> INFORMATION
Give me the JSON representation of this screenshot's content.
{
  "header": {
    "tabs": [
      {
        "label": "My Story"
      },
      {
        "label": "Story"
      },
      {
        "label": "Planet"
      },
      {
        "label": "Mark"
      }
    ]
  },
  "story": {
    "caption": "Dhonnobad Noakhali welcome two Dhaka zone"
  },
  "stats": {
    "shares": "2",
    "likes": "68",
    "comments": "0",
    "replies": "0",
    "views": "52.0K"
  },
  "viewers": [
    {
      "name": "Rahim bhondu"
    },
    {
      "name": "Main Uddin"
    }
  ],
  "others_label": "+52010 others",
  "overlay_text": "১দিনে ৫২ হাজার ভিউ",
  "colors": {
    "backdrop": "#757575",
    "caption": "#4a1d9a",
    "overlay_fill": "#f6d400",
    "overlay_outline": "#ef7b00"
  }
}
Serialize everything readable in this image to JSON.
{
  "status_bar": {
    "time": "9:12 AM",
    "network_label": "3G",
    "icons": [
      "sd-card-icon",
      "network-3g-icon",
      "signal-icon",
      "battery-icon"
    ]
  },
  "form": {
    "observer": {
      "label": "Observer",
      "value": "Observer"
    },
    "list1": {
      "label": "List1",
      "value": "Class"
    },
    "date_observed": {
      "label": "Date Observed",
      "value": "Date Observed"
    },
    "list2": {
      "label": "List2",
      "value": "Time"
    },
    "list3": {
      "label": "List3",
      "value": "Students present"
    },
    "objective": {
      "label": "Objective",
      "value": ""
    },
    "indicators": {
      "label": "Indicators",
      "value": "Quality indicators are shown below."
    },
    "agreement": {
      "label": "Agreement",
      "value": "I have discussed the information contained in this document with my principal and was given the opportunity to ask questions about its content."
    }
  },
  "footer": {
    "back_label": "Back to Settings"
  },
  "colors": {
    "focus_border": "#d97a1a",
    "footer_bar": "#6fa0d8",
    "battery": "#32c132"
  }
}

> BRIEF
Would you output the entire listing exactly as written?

> OUTPUT OF THE TASK
Give me the JSON representation of this screenshot's content.
{
  "header": {
    "tabs": [
      {
        "label": "My Story"
      },
      {
        "label": "Story"
      },
      {
        "label": "Planet"
      },
      {
        "label": "Mark"
      }
    ]
  },
  "story": {
    "caption": "Dhonnobad Noakhali welcome two Dhaka zone"
  },
  "stats": {
    "shares": "2",
    "likes": "68",
    "comments": "0",
    "replies": "0",
    "views": "52.0K"
  },
  "viewers": [
    {
      "name": "Rahim bhondu"
    },
    {
      "name": "Main Uddin"
    }
  ],
  "others_label": "+52010 others",
  "overlay_text": "১দিনে ৫২ হাজার ভিউ",
  "colors": {
    "backdrop": "#757575",
    "caption": "#4a1d9a",
    "overlay_fill": "#f6d400",
    "overlay_outline": "#ef7b00"
  }
}
Serialize everything readable in this image to JSON.
{
  "status_bar": {
    "time": "9:12 AM",
    "network_label": "3G",
    "icons": [
      "sd-card-icon",
      "network-3g-icon",
      "signal-icon",
      "battery-icon"
    ]
  },
  "form": {
    "observer": {
      "label": "Observer",
      "value": "Observer"
    },
    "list1": {
      "label": "List1",
      "value": "Class"
    },
    "date_observed": {
      "label": "Date Observed",
      "value": "Date Observed"
    },
    "list2": {
      "label": "List2",
      "value": "Time"
    },
    "list3": {
      "label": "List3",
      "value": "Students present"
    },
    "objective": {
      "label": "Objective",
      "value": ""
    },
    "indicators": {
      "label": "Indicators",
      "value": "Quality indicators are shown below."
    },
    "agreement": {
      "label": "Agreement",
      "value": "I have discussed the information contained in this document with my principal and was given the opportunity to ask questions about its content."
    }
  },
  "footer": {
    "back_label": "Back to Settings"
  },
  "colors": {
    "focus_border": "#d97a1a",
    "footer_bar": "#6fa0d8",
    "battery": "#32c132"
  }
}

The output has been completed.